Entries by damian

Near-Fatal Industrial Accident Triggers Health and Safety Appeal

Many people do dangerous jobs, but employers are required by law to do all in their power to minimise risks, and the consequences of failing to do so can be severe. In one case, an equipment maintenance company was served with an improvement notice under the Health and Safety at Work etc. Act 1974 after a near-fatal […]

The Employment Tribunal Fees Refund Scheme

Following a four-week pilot scheme, the Employment Tribunal Fees Refund Scheme is now open to anyone who paid fees in respect of an Employment Tribunal or Employment Appeal Tribunal claim after their introduction in July 2013. Those eligible can apply online here. Alternatively, the following forms are available to apply for a refund by post or […]

Equality Rights – EU Law Takes Priority over UK Legislation

In a ground-breaking decision that underlined the primacy of European law, the Supreme Court has opened the way for a police officer to appeal against her dismissal to an Employment Tribunal (ET) on disability discrimination grounds. The officer had suffered post-traumatic stress disorder after being assaulted whilst on duty. She was subsequently involved in an […]

‘Worker’ Status of Uber Drivers Confirmed in Landmark Case

In a ground-breaking ruling, the Employment Appeal Tribunal (EAT) has confirmed that drivers for online cab giants Uber are ‘workers’, as defined by the Employment Rights Act 1996, and are thus entitled to a panoply of rights and benefits. In upholding complaints by a number of Uber drivers who plied their trade in London, an Employment […]

Christmas and the Workplace

Christmas is a busy time for a lot of businesses, with many taking on temporary staff to cope with the extra workload. At the same time, many employees will want to take time off to spend with their family, go on holiday or attend religious services. Employers are wise to plan ahead to cope with […]

Employers – Disciplinary Proceedings Require an Open Mind

Hard-edged opinions are all too easily formed in the heat of disciplinary proceedings, but employers must be careful to stand back and take a balanced approach. In one case in which that did not happen, a senior hospital radiologist won the right to substantial compensation following her unfair dismissal. When facing a disciplinary hearing, the […]

Government Takes Action to Boost Minimum Wage Compliance in Care Sector

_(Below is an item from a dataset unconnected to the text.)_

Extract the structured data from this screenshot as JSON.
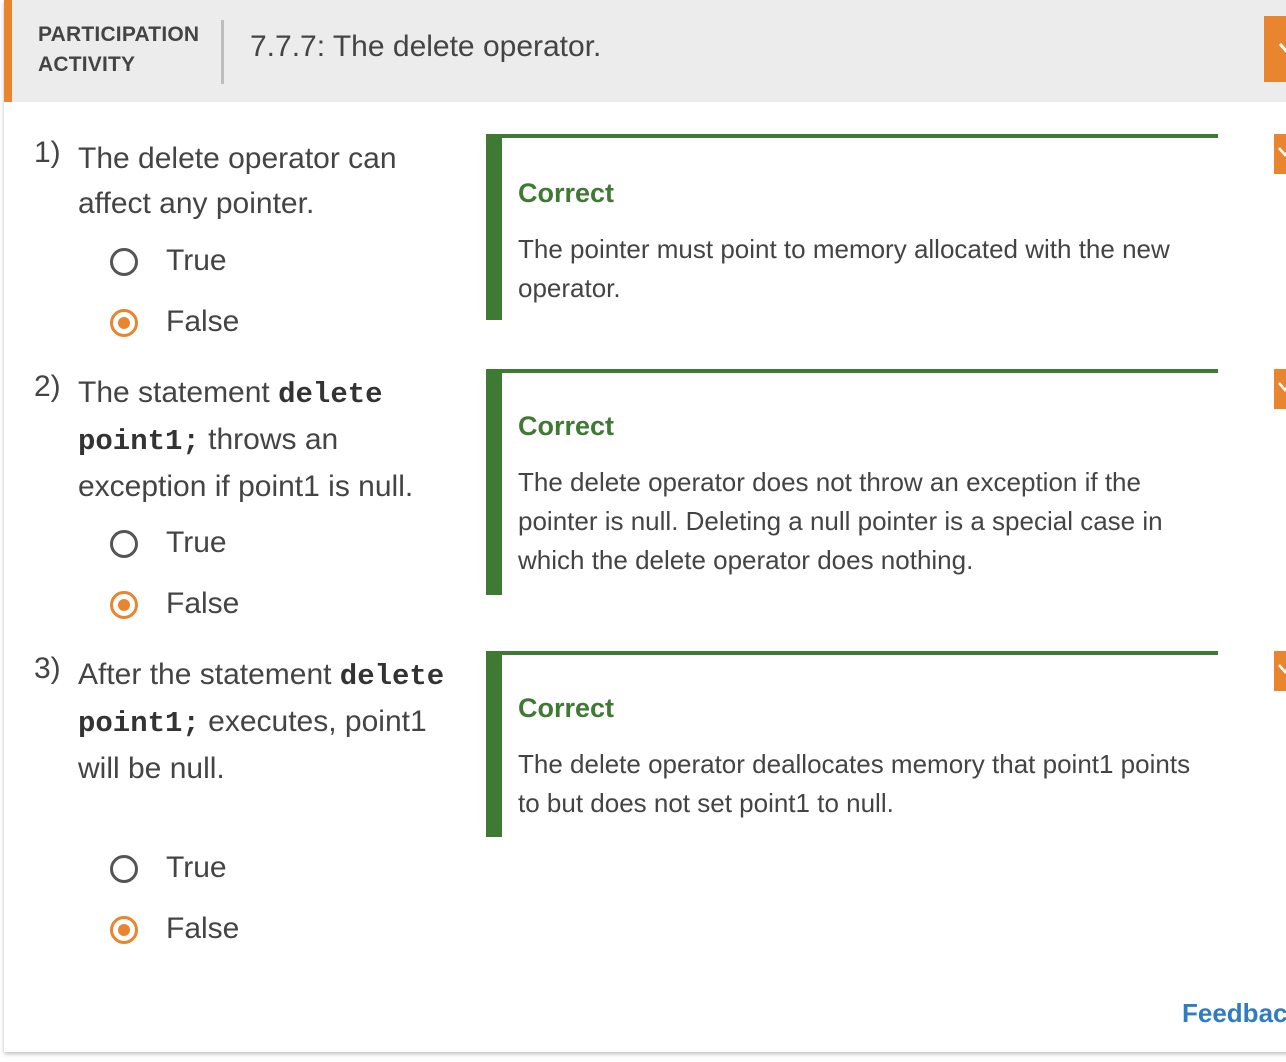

The position of ‘live-in’ workers as regards employment status and rights has long been a bone of contention in the care industry in particular, leading the Government to create a new compliance scheme for social care employers.Care Home Amid concern that ‘sleep-in’ shift workers may have been incorrectly paid less than the National Minimum Wage, […]

HSE Publishes Annual Workplace Ill Health and Injury Statistics

The Health and Safety Executive (HSE) has published annual statistics for health and safety at work in Great Britain for the year April 2016 to March 2017. These show that an estimated 31.2 million days were lost through work-related ill health (25.7 million days) and non-fatal workplace injury (5.5 million days).Crane In addition, in 2016/2017 […]

Employment Tribunal Fee Refund Scheme Launched

Following the decision of the Supreme Court that the introduction of Employment Tribunal fees in July 2013 was unlawful (R on the application of UNISON v Lord Chancellor [2017] UKSC 51), the Ministry of Justice announced that the Government would cease charging fees immediately and take steps to refund payments made since their introduction – […]

High Court Bans Proposed Royal Mail Strike as a Breach of Contract

Trade unions have a statutory right to call their members out on strike so long as the correct procedures are followed. However, as one case concerning proposed industrial action by more than 100,000 Royal Mail workers showed, that right can be cut down by agreement. The Communication Workers Union was in dispute with Royal Mail […]